Some claim that commitment makes a marriage burdensome. Really, though, it does the opposite! Commitment gives your relationship stability. When the unexpected occurs, you and your spouse will look for solutions, not for the nearest exit.

To cultivate a spirit of commitment, you’ll need to think about marriage rationally rather than idealistically. To illustrate the difference, try the following exercise.

1. Imagine that you have a free airline ticket to travel anywhere in the world. Which destination would you choose, and why?



  • scenery
  • culture
  • climate
  • recreation
  • other

2. Imagine that your airline ticket is one-way and that your destination will be your permanent residence.

Now which destination​—if any—​would you choose?

  • Destination:
  • or I would stay where I am.

In the above exercise, your first and second destination choices probably differ. Even if they’re the same, likely you had to think differently about your second choice. Rather than imagine yourself as a vacationer who’s lounging on a beach or hiking in the mountains, you had to think of yourself as a resident who is facing both the benefits and the challenges of daily life.

That’s how you need to think about marriage. After all, with the passing of time, circumstances may change. No doubt you and your spouse will too. Much of your success will depend on your ability to expect the unexpected and to deal with it when it arises.

To think about: How well do you deal with unexpected situations in life right now, as a single person?

^ par. 15 Some names in this article have been changed.

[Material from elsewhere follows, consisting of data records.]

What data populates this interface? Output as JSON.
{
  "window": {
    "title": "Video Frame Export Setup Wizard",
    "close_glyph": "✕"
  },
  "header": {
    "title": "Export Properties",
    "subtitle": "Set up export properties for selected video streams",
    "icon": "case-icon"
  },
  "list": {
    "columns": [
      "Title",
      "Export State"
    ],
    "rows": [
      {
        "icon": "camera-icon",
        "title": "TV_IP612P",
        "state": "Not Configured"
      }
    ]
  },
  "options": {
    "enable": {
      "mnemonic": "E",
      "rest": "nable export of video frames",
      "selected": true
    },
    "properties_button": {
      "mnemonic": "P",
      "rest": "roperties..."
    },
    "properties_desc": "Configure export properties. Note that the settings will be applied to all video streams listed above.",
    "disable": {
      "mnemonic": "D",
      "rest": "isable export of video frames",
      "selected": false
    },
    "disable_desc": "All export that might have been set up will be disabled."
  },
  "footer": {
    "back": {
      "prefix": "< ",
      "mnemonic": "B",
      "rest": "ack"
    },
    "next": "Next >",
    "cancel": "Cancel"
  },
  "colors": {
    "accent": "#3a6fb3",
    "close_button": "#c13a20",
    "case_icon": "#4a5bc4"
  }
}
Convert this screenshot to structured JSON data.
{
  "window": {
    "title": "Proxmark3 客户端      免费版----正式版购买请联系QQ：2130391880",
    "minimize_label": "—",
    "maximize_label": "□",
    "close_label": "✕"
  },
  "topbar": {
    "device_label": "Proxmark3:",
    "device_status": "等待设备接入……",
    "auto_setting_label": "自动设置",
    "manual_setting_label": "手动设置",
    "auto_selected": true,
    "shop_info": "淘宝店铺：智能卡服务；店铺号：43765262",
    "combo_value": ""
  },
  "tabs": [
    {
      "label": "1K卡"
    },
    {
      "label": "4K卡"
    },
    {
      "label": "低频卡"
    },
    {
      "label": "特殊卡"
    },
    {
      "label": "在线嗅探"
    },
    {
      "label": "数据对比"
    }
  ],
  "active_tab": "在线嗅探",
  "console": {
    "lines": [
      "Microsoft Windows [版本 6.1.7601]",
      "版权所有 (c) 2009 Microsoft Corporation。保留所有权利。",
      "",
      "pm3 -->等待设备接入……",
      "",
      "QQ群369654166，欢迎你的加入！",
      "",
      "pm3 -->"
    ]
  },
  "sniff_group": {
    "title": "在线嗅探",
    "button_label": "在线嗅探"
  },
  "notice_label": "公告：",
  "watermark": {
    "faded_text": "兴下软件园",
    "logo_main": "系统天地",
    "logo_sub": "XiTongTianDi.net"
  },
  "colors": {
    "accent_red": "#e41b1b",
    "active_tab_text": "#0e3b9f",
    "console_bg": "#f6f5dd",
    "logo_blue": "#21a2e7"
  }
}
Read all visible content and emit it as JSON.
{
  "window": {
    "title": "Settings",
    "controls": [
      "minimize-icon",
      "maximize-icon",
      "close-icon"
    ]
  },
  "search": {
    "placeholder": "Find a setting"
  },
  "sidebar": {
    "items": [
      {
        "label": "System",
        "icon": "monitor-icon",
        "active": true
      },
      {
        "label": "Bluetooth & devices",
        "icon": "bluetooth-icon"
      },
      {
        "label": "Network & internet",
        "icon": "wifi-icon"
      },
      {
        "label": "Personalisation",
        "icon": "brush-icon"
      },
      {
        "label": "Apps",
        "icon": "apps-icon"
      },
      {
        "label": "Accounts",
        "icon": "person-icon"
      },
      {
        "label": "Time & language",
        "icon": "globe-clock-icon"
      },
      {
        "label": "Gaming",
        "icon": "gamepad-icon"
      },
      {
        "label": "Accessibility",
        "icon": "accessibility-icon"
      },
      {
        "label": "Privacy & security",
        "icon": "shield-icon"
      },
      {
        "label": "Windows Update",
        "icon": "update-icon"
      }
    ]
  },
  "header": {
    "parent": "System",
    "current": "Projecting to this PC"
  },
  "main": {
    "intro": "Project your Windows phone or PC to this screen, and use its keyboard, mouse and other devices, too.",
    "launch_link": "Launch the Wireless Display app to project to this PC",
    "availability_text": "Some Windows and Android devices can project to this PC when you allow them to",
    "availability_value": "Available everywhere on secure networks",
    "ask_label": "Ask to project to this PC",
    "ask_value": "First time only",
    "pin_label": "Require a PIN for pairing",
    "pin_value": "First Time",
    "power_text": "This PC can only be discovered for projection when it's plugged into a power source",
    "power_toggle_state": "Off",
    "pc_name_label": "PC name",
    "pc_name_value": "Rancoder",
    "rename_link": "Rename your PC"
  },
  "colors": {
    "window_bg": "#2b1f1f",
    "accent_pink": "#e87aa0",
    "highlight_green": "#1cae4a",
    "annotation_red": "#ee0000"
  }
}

What unexpected blessings and challenges did you face when you were newly married? How can I prepare for the unexpected if I get married?